▶ Task to complete:
Omit the images. Copy each entry word for word.

▶ Records:
========================================

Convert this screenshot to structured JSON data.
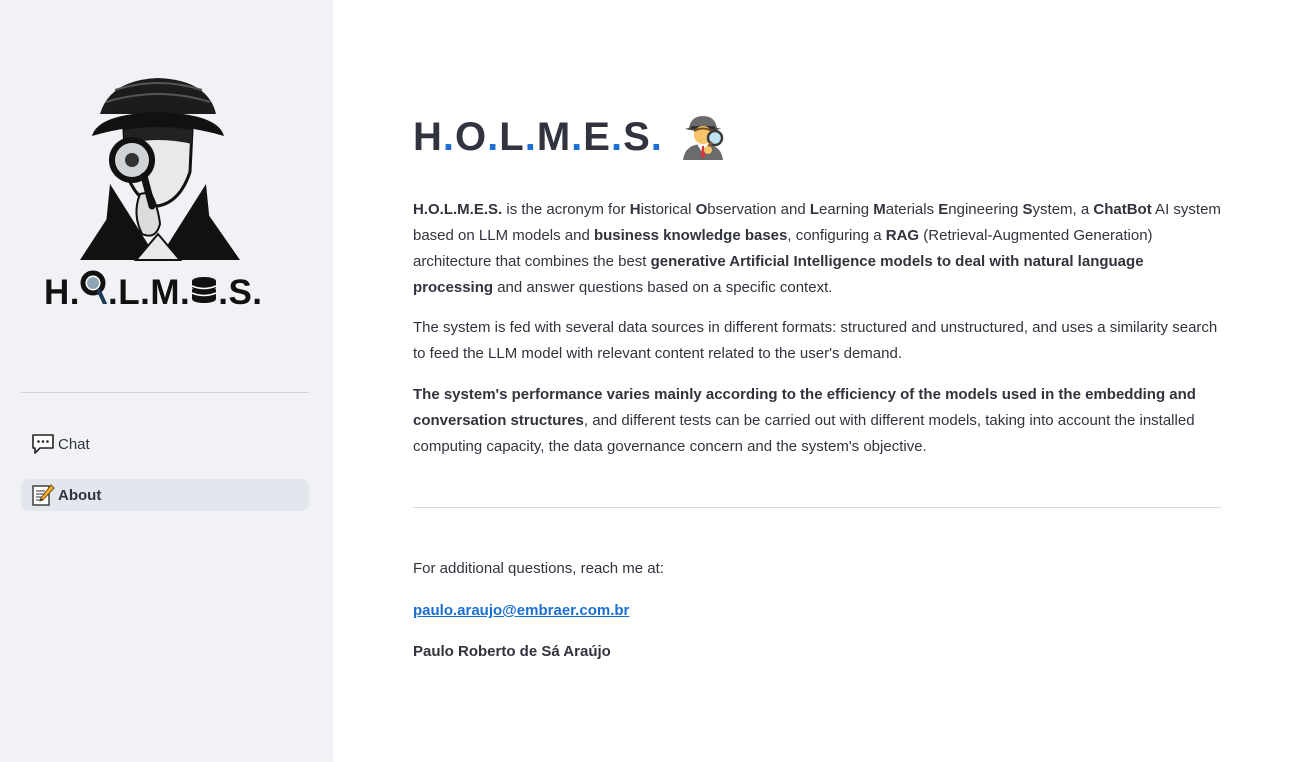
{
  "sidebar": {
    "logo_text": {
      "part1": "H.",
      "part2": ".L.M.",
      "part3": ".S."
    },
    "nav": [
      {
        "label": "Chat",
        "icon": "speech-balloon-icon",
        "active": false
      },
      {
        "label": "About",
        "icon": "memo-icon",
        "active": true
      }
    ]
  },
  "main": {
    "title": {
      "letters": [
        "H",
        "O",
        "L",
        "M",
        "E",
        "S"
      ],
      "icon": "detective-icon"
    },
    "para1": {
      "s1": "H.O.L.M.E.S.",
      "s2": " is the acronym for ",
      "h": "H",
      "h_rest": "istorical ",
      "o": "O",
      "o_rest": "bservation and ",
      "l": "L",
      "l_rest": "earning ",
      "m": "M",
      "m_rest": "aterials ",
      "e": "E",
      "e_rest": "ngineering ",
      "s": "S",
      "s_rest": "ystem, a ",
      "chatbot": "ChatBot",
      "s3": " AI system based on LLM models and ",
      "bkb": "business knowledge bases",
      "s4": ", configuring a ",
      "rag": "RAG",
      "s5": " (Retrieval-Augmented Generation) architecture that combines the best ",
      "gen": "generative Artificial Intelligence models to deal with natural language processing",
      "s6": " and answer questions based on a specific context."
    },
    "para2": "The system is fed with several data sources in different formats: structured and unstructured, and uses a similarity search to feed the LLM model with relevant content related to the user's demand.",
    "para3": {
      "bold": "The system's performance varies mainly according to the efficiency of the models used in the embedding and conversation structures",
      "rest": ", and different tests can be carried out with different models, taking into account the installed computing capacity, the data governance concern and the system's objective."
    },
    "contact_label": "For additional questions, reach me at:",
    "email": "paulo.araujo@embraer.com.br",
    "author": "Paulo Roberto de Sá Araújo"
  },
  "colors": {
    "sidebar_bg": "#f0f2f6",
    "accent_dot": "#1a6fd4",
    "link": "#1a6fd4",
    "text": "#31333f"
  }
}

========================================

▶ Solution to the exercise:
Convert this screenshot to structured JSON data.
{
  "sidebar": {
    "logo_text": {
      "part1": "H.",
      "part2": ".L.M.",
      "part3": ".S."
    },
    "nav": [
      {
        "label": "Chat",
        "icon": "speech-balloon-icon",
        "active": false
      },
      {
        "label": "About",
        "icon": "memo-icon",
        "active": true
      }
    ]
  },
  "main": {
    "title": {
      "letters": [
        "H",
        "O",
        "L",
        "M",
        "E",
        "S"
      ],
      "icon": "detective-icon"
    },
    "para1": {
      "s1": "H.O.L.M.E.S.",
      "s2": " is the acronym for ",
      "h": "H",
      "h_rest": "istorical ",
      "o": "O",
      "o_rest": "bservation and ",
      "l": "L",
      "l_rest": "earning ",
      "m": "M",
      "m_rest": "aterials ",
      "e": "E",
      "e_rest": "ngineering ",
      "s": "S",
      "s_rest": "ystem, a ",
      "chatbot": "ChatBot",
      "s3": " AI system based on LLM models and ",
      "bkb": "business knowledge bases",
      "s4": ", configuring a ",
      "rag": "RAG",
      "s5": " (Retrieval-Augmented Generation) architecture that combines the best ",
      "gen": "generative Artificial Intelligence models to deal with natural language processing",
      "s6": " and answer questions based on a specific context."
    },
    "para2": "The system is fed with several data sources in different formats: structured and unstructured, and uses a similarity search to feed the LLM model with relevant content related to the user's demand.",
    "para3": {
      "bold": "The system's performance varies mainly according to the efficiency of the models used in the embedding and conversation structures",
      "rest": ", and different tests can be carried out with different models, taking into account the installed computing capacity, the data governance concern and the system's objective."
    },
    "contact_label": "For additional questions, reach me at:",
    "email": "paulo.araujo@embraer.com.br",
    "author": "Paulo Roberto de Sá Araújo"
  },
  "colors": {
    "sidebar_bg": "#f0f2f6",
    "accent_dot": "#1a6fd4",
    "link": "#1a6fd4",
    "text": "#31333f"
  }
}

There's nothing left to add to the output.